The co-founder of a new women-only private members’ club to which men are only admitted as guests has insisted that its establishment “isn’t anti-men”, but is necessary to help women in business smash the glass ceiling.

The AllBright, which claims to be the first club of its kind in the UK for working women, is due to open in Bloomsbury, central London, in February next year.

TV presenter Kate Thornton, actor Kathy Burke and Margot James MP will be among the founding members, and those behind it – female-focused entrepreneurial network AllBright – say it is part of their mission to make the UK “the best place to be a female leader”.

Set inside a five-storey Georgian townhouse in Rathbone Place, it will offer co-working spaces, meeting rooms, a library and space for working women from various sectors to collaborate, network and socialise a “powder room” where members can have blow-dries and visit the beauty bar, a wellness centre aimed for people to meditate and relax, and a programme of debates, exhibitions and networking meet-ups.

However, the aspect that really makes it stand out is the fact that only women can be members, with men allowed to visit solely as their guests.

Men-only clubs have existed for centuries. One of the oldest gentlemen’s clubs, The Garrick Club, which was founded in Covent Garden in 1831, welcomes only “distinguished actors and men of letters in England” and claims “that it would be better that ten unobjectionable men should be excluded than one terrible bore should be admitted”. To this day, only men can be members, though women may visit as their guests.  Despite there being a number of ballots to change the membership rules to allow women, the most recent of which was in 2015, the club remains men-only.

And while a women-only establishment could be seen as going a small way to redressing this historical imbalance, discrimination on grounds of gender on either side could perhaps equally be argued as running counter to efforts being made towards equality in recent years.

However, AllBright co-founder Debbie Wosskow OBE insisted to The Independent that “this isn’t an anti-men move”.

“We have men as investors and fantastic men in our team. It’s about levelling the playing field in the way that single-sex schools have been arguing their case for years,” she said.

“Because sometimes women need to be separate to turbocharge their progress. The UK still isn’t a great place to be a woman in business. There is huge gender imbalance in the world of investing and in the number of women in leadership roles. We need to drastically change the economic landscape for women.”

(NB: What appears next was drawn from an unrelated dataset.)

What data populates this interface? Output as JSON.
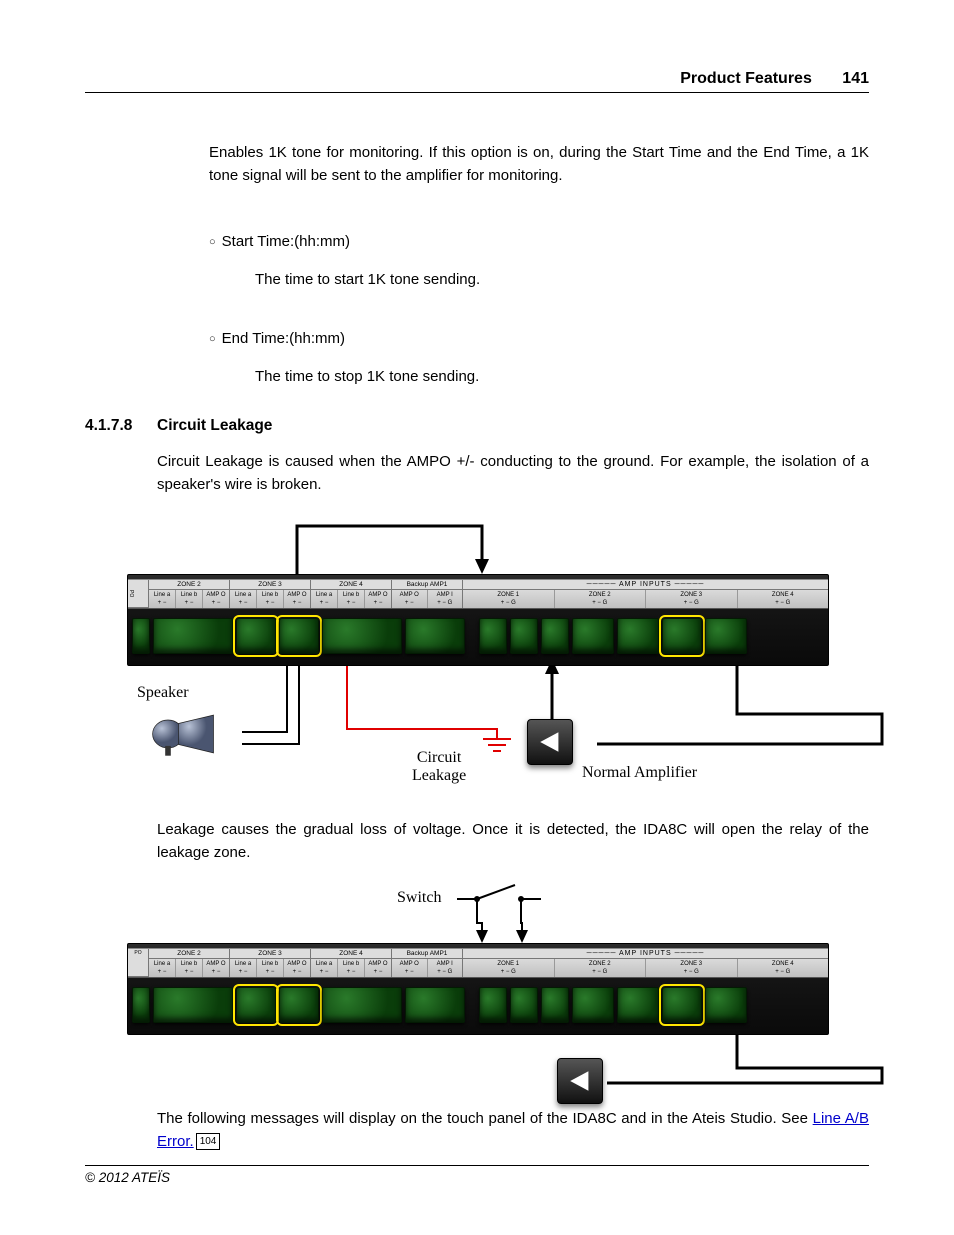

Anna Jones, a fellow co-founder – and former CEO of magazine publisher Hearst – added: “Quite often when you have a mixed environment, men tend to dominate discussions and women tend to hold back. In a female environment, women are more likely to speak up, share experiences, talk about their successes, and be a bit more open and honest about some of the challenges that they face.”

She added that the recent workplace harassment issues that have recently come to light are yet another reason that women “may feel more comfortable” in single-gender spaces.

While there are female-only clubs for women from specific job sectors and ladies’ lunch clubs, the AllBright claims to be the first to open its doors for professional women from all industries.

Ms Wosskow, who also set up house sharing company LoveHomeSwap, added: “One in ten UK women say they want to start their own business. If just a fifth of them were given the support to embrace entrepreneurship, our economy would benefit from a £10.1bn boost, 340,000 new businesses and 425,000 new jobs by the end of 2020.”

Founder members of The AllBright include MOBO Awards founder Kanya King, David Beckham’s fitness instructor Shona Vertue, founder of Martha Lane-Fox, and Gordon Brown’s wife Sarah Brown.

A number of female actors have also signed up including Naomie Harris of Skyfall fame, Ruth Wilson from The Affair and Luther, and Kathy Burke who is known for her starring role as a teenage misfit in Kevin and Perry Go Large.

The venture’s location and design is inspired by Bloomsbury-based author Virginia Woolf and the progressive values she was known for.

The group already runs the AllBright Academy, which provides mentoring for women who are setting up their own businesses, and the AllBright fund, which provides financial support for female entrepreneurs.

The club has applied for a licence to serve alcohol until 11.30pm on weekdays, and until midnight on Friday, Saturday and on International Women’s Day.

The Metropolitan Police have objected to the application, over fears it could add to “policing problems in an already demanding area”. It will be decided by a Westminster council licensing committee on Thursday.